BEGIN RECORDED INFORMATION

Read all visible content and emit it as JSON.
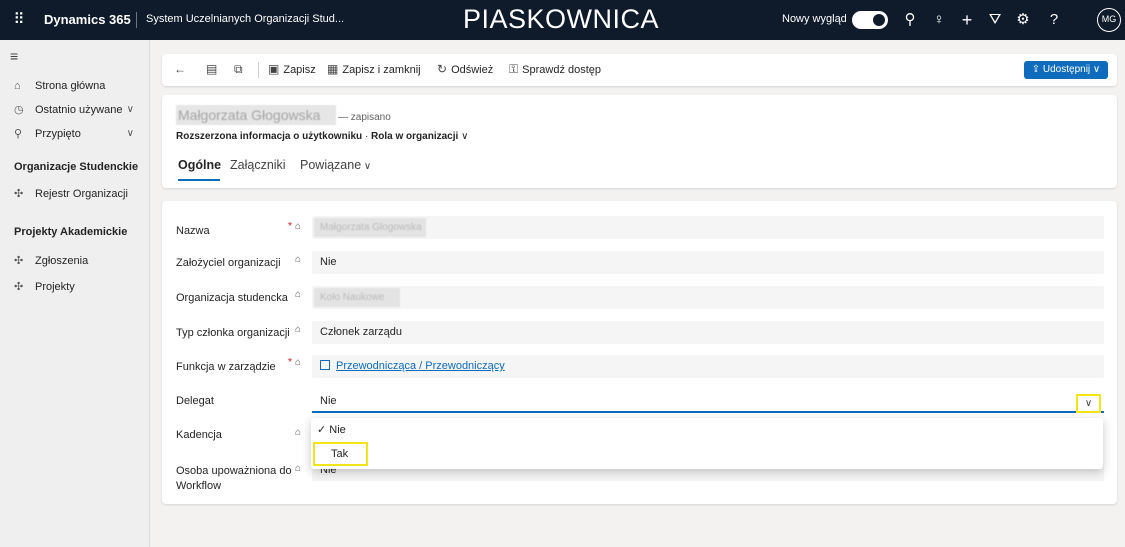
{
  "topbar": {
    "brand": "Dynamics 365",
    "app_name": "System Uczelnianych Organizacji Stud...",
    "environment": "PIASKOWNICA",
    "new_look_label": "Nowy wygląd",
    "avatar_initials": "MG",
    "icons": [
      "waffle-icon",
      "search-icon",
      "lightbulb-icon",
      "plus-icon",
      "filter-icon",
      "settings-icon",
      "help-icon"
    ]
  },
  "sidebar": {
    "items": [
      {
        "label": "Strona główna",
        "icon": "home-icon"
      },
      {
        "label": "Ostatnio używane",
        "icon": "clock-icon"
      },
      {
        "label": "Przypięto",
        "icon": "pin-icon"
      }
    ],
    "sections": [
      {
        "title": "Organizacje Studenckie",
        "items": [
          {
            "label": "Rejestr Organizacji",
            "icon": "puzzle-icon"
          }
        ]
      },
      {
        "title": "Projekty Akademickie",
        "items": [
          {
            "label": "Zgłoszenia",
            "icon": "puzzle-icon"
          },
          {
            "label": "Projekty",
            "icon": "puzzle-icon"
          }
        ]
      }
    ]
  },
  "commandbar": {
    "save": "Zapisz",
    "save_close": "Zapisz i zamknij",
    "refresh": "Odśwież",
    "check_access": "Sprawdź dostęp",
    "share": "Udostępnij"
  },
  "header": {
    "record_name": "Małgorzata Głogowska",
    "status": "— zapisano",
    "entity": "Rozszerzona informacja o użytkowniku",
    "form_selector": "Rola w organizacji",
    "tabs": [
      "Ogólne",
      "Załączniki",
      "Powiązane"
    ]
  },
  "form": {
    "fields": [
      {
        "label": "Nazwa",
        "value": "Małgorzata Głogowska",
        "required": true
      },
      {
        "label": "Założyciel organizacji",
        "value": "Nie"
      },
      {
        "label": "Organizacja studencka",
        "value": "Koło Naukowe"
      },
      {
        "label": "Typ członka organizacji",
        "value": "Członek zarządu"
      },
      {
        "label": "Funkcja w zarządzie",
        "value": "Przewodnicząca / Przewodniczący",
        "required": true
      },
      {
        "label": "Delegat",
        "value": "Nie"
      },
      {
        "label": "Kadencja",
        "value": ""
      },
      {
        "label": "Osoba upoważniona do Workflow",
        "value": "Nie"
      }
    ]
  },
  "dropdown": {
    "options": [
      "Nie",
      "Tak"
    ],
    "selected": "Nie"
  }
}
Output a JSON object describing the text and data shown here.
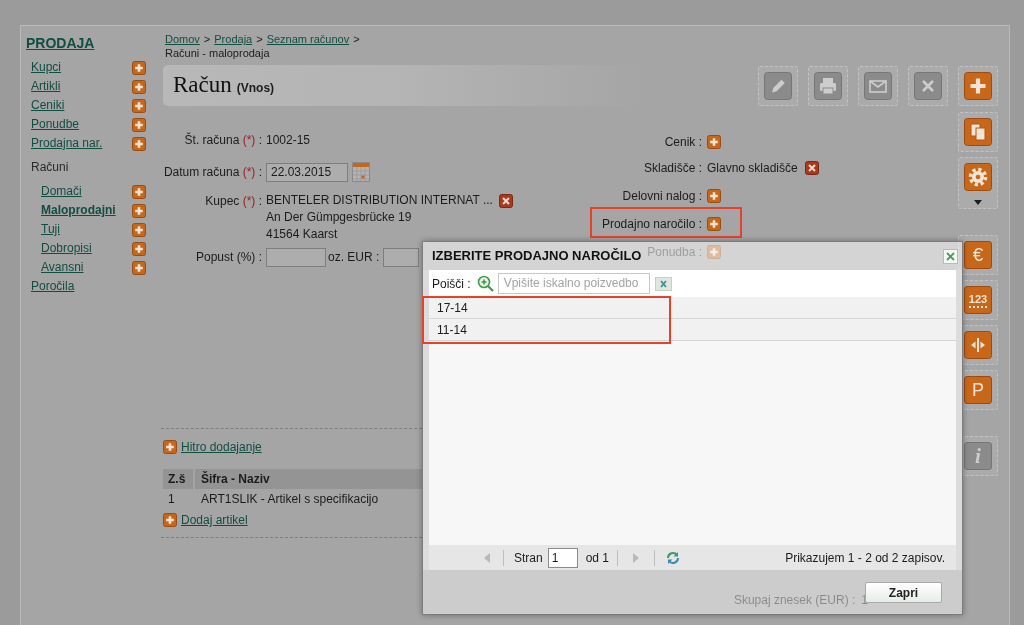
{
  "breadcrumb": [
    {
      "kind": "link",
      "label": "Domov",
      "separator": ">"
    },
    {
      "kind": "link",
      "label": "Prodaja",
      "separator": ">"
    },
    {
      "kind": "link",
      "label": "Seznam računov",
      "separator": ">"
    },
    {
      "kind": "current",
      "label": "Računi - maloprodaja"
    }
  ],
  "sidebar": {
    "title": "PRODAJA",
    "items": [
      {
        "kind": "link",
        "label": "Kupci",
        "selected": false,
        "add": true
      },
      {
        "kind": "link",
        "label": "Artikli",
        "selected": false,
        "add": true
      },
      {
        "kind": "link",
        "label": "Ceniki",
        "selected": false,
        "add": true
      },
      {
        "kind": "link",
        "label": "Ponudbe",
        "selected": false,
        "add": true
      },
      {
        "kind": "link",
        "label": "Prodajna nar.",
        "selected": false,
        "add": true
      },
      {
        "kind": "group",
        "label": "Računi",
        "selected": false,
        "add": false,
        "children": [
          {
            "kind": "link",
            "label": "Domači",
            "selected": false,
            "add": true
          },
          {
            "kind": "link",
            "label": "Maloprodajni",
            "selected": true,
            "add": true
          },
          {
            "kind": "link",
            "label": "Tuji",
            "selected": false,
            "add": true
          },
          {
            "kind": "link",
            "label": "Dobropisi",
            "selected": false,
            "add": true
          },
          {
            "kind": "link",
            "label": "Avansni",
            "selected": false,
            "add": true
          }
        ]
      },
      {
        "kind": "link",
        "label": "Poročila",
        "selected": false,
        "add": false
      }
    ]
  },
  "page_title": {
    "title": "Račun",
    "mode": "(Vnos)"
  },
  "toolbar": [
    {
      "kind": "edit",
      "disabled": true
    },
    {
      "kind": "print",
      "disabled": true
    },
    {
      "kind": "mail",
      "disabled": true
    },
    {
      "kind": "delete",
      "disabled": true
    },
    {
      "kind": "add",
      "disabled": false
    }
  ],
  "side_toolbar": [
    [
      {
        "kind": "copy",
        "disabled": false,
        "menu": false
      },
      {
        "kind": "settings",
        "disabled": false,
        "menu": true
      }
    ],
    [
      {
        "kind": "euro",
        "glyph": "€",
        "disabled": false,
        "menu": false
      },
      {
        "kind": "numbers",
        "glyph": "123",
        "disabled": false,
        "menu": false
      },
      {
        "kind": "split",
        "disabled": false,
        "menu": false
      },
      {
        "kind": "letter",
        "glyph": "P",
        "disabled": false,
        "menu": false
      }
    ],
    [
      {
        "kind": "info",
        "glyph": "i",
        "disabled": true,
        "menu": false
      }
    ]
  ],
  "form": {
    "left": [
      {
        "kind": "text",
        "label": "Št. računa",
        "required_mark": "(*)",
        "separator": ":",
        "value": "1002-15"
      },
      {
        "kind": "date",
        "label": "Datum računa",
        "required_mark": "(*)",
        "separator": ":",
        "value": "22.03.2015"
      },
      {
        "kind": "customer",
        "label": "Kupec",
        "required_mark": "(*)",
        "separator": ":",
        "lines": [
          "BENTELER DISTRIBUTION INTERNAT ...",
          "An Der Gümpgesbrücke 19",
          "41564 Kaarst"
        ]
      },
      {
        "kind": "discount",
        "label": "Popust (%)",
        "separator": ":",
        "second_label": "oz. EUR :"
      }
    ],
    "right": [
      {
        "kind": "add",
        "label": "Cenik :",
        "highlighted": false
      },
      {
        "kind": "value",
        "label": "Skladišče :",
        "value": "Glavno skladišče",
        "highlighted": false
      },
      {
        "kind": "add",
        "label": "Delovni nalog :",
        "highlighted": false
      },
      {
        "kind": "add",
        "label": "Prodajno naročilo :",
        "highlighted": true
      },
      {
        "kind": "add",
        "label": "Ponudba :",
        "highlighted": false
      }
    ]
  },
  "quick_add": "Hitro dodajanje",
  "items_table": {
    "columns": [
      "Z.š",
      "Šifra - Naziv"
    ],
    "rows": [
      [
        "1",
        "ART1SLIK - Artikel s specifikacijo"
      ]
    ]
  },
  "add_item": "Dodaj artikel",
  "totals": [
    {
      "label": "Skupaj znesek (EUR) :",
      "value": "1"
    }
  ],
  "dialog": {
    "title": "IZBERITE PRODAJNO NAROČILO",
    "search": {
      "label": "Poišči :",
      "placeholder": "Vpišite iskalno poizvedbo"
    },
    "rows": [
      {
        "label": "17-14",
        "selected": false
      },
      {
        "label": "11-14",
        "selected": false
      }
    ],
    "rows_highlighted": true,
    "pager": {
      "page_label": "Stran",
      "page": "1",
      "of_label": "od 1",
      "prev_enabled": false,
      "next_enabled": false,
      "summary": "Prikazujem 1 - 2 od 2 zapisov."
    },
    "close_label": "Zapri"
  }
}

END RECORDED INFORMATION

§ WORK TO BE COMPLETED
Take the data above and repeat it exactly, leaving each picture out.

§ SOLUTION FOR THIS PROBLEM
Read all visible content and emit it as JSON.
{
  "topbar": {
    "brand": "Dynamics 365",
    "app_name": "System Uczelnianych Organizacji Stud...",
    "environment": "PIASKOWNICA",
    "new_look_label": "Nowy wygląd",
    "avatar_initials": "MG",
    "icons": [
      "waffle-icon",
      "search-icon",
      "lightbulb-icon",
      "plus-icon",
      "filter-icon",
      "settings-icon",
      "help-icon"
    ]
  },
  "sidebar": {
    "items": [
      {
        "label": "Strona główna",
        "icon": "home-icon"
      },
      {
        "label": "Ostatnio używane",
        "icon": "clock-icon"
      },
      {
        "label": "Przypięto",
        "icon": "pin-icon"
      }
    ],
    "sections": [
      {
        "title": "Organizacje Studenckie",
        "items": [
          {
            "label": "Rejestr Organizacji",
            "icon": "puzzle-icon"
          }
        ]
      },
      {
        "title": "Projekty Akademickie",
        "items": [
          {
            "label": "Zgłoszenia",
            "icon": "puzzle-icon"
          },
          {
            "label": "Projekty",
            "icon": "puzzle-icon"
          }
        ]
      }
    ]
  },
  "commandbar": {
    "save": "Zapisz",
    "save_close": "Zapisz i zamknij",
    "refresh": "Odśwież",
    "check_access": "Sprawdź dostęp",
    "share": "Udostępnij"
  },
  "header": {
    "record_name": "Małgorzata Głogowska",
    "status": "— zapisano",
    "entity": "Rozszerzona informacja o użytkowniku",
    "form_selector": "Rola w organizacji",
    "tabs": [
      "Ogólne",
      "Załączniki",
      "Powiązane"
    ]
  },
  "form": {
    "fields": [
      {
        "label": "Nazwa",
        "value": "Małgorzata Głogowska",
        "required": true
      },
      {
        "label": "Założyciel organizacji",
        "value": "Nie"
      },
      {
        "label": "Organizacja studencka",
        "value": "Koło Naukowe"
      },
      {
        "label": "Typ członka organizacji",
        "value": "Członek zarządu"
      },
      {
        "label": "Funkcja w zarządzie",
        "value": "Przewodnicząca / Przewodniczący",
        "required": true
      },
      {
        "label": "Delegat",
        "value": "Nie"
      },
      {
        "label": "Kadencja",
        "value": ""
      },
      {
        "label": "Osoba upoważniona do Workflow",
        "value": "Nie"
      }
    ]
  },
  "dropdown": {
    "options": [
      "Nie",
      "Tak"
    ],
    "selected": "Nie"
  }
}
Output a JSON object describing the text and data shown here.
{
  "breadcrumb": [
    {
      "kind": "link",
      "label": "Domov",
      "separator": ">"
    },
    {
      "kind": "link",
      "label": "Prodaja",
      "separator": ">"
    },
    {
      "kind": "link",
      "label": "Seznam računov",
      "separator": ">"
    },
    {
      "kind": "current",
      "label": "Računi - maloprodaja"
    }
  ],
  "sidebar": {
    "title": "PRODAJA",
    "items": [
      {
        "kind": "link",
        "label": "Kupci",
        "selected": false,
        "add": true
      },
      {
        "kind": "link",
        "label": "Artikli",
        "selected": false,
        "add": true
      },
      {
        "kind": "link",
        "label": "Ceniki",
        "selected": false,
        "add": true
      },
      {
        "kind": "link",
        "label": "Ponudbe",
        "selected": false,
        "add": true
      },
      {
        "kind": "link",
        "label": "Prodajna nar.",
        "selected": false,
        "add": true
      },
      {
        "kind": "group",
        "label": "Računi",
        "selected": false,
        "add": false,
        "children": [
          {
            "kind": "link",
            "label": "Domači",
            "selected": false,
            "add": true
          },
          {
            "kind": "link",
            "label": "Maloprodajni",
            "selected": true,
            "add": true
          },
          {
            "kind": "link",
            "label": "Tuji",
            "selected": false,
            "add": true
          },
          {
            "kind": "link",
            "label": "Dobropisi",
            "selected": false,
            "add": true
          },
          {
            "kind": "link",
            "label": "Avansni",
            "selected": false,
            "add": true
          }
        ]
      },
      {
        "kind": "link",
        "label": "Poročila",
        "selected": false,
        "add": false
      }
    ]
  },
  "page_title": {
    "title": "Račun",
    "mode": "(Vnos)"
  },
  "toolbar": [
    {
      "kind": "edit",
      "disabled": true
    },
    {
      "kind": "print",
      "disabled": true
    },
    {
      "kind": "mail",
      "disabled": true
    },
    {
      "kind": "delete",
      "disabled": true
    },
    {
      "kind": "add",
      "disabled": false
    }
  ],
  "side_toolbar": [
    [
      {
        "kind": "copy",
        "disabled": false,
        "menu": false
      },
      {
        "kind": "settings",
        "disabled": false,
        "menu": true
      }
    ],
    [
      {
        "kind": "euro",
        "glyph": "€",
        "disabled": false,
        "menu": false
      },
      {
        "kind": "numbers",
        "glyph": "123",
        "disabled": false,
        "menu": false
      },
      {
        "kind": "split",
        "disabled": false,
        "menu": false
      },
      {
        "kind": "letter",
        "glyph": "P",
        "disabled": false,
        "menu": false
      }
    ],
    [
      {
        "kind": "info",
        "glyph": "i",
        "disabled": true,
        "menu": false
      }
    ]
  ],
  "form": {
    "left": [
      {
        "kind": "text",
        "label": "Št. računa",
        "required_mark": "(*)",
        "separator": ":",
        "value": "1002-15"
      },
      {
        "kind": "date",
        "label": "Datum računa",
        "required_mark": "(*)",
        "separator": ":",
        "value": "22.03.2015"
      },
      {
        "kind": "customer",
        "label": "Kupec",
        "required_mark": "(*)",
        "separator": ":",
        "lines": [
          "BENTELER DISTRIBUTION INTERNAT ...",
          "An Der Gümpgesbrücke 19",
          "41564 Kaarst"
        ]
      },
      {
        "kind": "discount",
        "label": "Popust (%)",
        "separator": ":",
        "second_label": "oz. EUR :"
      }
    ],
    "right": [
      {
        "kind": "add",
        "label": "Cenik :",
        "highlighted": false
      },
      {
        "kind": "value",
        "label": "Skladišče :",
        "value": "Glavno skladišče",
        "highlighted": false
      },
      {
        "kind": "add",
        "label": "Delovni nalog :",
        "highlighted": false
      },
      {
        "kind": "add",
        "label": "Prodajno naročilo :",
        "highlighted": true
      },
      {
        "kind": "add",
        "label": "Ponudba :",
        "highlighted": false
      }
    ]
  },
  "quick_add": "Hitro dodajanje",
  "items_table": {
    "columns": [
      "Z.š",
      "Šifra - Naziv"
    ],
    "rows": [
      [
        "1",
        "ART1SLIK - Artikel s specifikacijo"
      ]
    ]
  },
  "add_item": "Dodaj artikel",
  "totals": [
    {
      "label": "Skupaj znesek (EUR) :",
      "value": "1"
    }
  ],
  "dialog": {
    "title": "IZBERITE PRODAJNO NAROČILO",
    "search": {
      "label": "Poišči :",
      "placeholder": "Vpišite iskalno poizvedbo"
    },
    "rows": [
      {
        "label": "17-14",
        "selected": false
      },
      {
        "label": "11-14",
        "selected": false
      }
    ],
    "rows_highlighted": true,
    "pager": {
      "page_label": "Stran",
      "page": "1",
      "of_label": "od 1",
      "prev_enabled": false,
      "next_enabled": false,
      "summary": "Prikazujem 1 - 2 od 2 zapisov."
    },
    "close_label": "Zapri"
  }
}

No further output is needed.